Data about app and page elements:
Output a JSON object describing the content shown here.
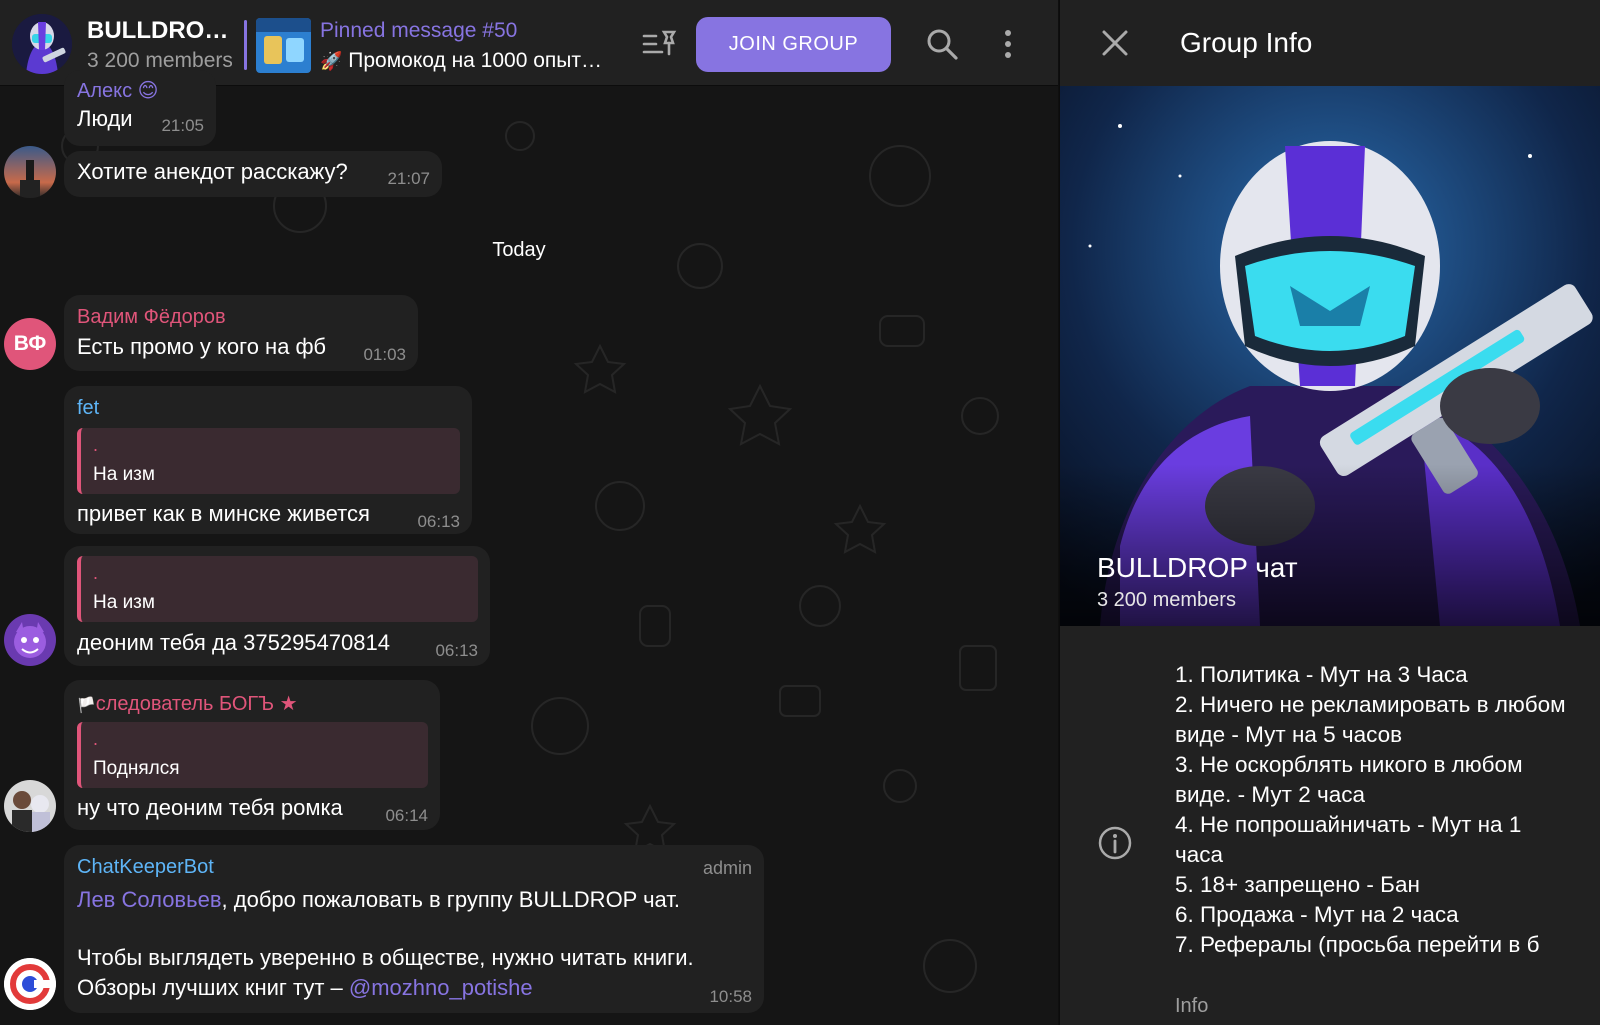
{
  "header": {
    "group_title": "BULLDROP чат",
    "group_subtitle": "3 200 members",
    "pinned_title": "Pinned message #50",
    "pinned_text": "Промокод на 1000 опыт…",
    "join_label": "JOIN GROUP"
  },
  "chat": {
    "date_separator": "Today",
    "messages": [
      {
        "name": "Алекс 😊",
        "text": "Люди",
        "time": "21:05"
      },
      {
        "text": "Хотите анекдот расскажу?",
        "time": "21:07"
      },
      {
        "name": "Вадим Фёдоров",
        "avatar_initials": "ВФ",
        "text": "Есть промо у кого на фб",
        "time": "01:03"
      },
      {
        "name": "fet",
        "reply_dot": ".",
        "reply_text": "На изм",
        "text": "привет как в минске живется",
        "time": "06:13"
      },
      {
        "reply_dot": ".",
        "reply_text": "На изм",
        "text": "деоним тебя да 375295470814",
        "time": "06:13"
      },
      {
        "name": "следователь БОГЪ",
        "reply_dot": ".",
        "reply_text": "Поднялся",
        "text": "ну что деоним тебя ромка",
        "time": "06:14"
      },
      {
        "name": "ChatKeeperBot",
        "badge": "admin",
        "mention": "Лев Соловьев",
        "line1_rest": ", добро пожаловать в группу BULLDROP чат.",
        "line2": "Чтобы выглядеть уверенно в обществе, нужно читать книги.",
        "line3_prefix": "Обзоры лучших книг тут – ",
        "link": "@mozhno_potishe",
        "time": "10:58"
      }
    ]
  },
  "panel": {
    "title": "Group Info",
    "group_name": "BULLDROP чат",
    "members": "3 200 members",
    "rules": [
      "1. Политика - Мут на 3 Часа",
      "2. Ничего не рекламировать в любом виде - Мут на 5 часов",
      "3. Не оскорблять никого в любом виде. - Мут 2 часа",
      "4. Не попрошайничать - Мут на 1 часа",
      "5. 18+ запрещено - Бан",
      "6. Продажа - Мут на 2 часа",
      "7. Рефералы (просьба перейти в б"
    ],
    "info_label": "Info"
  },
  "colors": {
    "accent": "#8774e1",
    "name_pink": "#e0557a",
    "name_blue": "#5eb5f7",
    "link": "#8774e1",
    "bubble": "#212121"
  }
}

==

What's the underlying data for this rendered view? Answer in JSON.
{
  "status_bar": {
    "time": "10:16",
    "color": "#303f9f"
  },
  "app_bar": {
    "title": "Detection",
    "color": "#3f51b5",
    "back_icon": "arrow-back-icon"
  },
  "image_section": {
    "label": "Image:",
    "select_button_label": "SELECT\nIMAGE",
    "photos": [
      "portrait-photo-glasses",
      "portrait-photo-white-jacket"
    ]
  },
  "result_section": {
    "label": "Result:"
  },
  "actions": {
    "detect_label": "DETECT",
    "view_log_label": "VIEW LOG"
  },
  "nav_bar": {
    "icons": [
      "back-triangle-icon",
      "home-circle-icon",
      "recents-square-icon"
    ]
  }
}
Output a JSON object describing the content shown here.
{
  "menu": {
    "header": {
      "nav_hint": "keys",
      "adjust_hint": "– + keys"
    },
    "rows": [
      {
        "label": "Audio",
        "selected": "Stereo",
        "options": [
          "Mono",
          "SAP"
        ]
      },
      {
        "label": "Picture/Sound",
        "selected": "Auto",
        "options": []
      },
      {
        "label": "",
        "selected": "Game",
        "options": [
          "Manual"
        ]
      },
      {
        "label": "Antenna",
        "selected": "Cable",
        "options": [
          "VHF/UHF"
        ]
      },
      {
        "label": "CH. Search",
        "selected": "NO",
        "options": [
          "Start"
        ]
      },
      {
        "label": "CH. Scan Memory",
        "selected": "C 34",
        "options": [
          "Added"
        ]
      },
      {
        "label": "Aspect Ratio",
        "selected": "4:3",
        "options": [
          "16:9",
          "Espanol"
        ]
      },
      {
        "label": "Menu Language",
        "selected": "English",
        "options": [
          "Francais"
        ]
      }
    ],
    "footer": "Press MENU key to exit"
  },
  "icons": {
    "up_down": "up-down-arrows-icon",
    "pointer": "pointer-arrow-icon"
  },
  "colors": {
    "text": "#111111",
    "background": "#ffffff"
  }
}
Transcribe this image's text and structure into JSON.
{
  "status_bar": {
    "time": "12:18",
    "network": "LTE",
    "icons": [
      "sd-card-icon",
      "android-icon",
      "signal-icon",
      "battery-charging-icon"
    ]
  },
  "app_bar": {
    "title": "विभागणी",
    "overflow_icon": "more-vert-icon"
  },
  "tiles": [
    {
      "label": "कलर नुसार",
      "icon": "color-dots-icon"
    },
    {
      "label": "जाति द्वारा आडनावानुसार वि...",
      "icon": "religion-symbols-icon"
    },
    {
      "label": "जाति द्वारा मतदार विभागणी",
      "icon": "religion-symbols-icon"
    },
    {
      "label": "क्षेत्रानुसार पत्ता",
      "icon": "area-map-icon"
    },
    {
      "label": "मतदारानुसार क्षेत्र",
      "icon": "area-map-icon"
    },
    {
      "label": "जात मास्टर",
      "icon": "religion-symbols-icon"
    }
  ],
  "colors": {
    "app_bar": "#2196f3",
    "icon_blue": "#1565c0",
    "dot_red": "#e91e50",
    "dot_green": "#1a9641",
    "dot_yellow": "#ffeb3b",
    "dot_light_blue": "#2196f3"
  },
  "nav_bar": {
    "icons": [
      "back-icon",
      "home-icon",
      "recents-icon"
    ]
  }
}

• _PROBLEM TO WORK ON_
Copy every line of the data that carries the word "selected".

• _PROBLEM SOLUTION_
        "selected": "Stereo",
        "selected": "Auto",
        "selected": "Game",
        "selected": "Cable",
        "selected": "NO",
        "selected": "C 34",
        "selected": "4:3",
        "selected": "English",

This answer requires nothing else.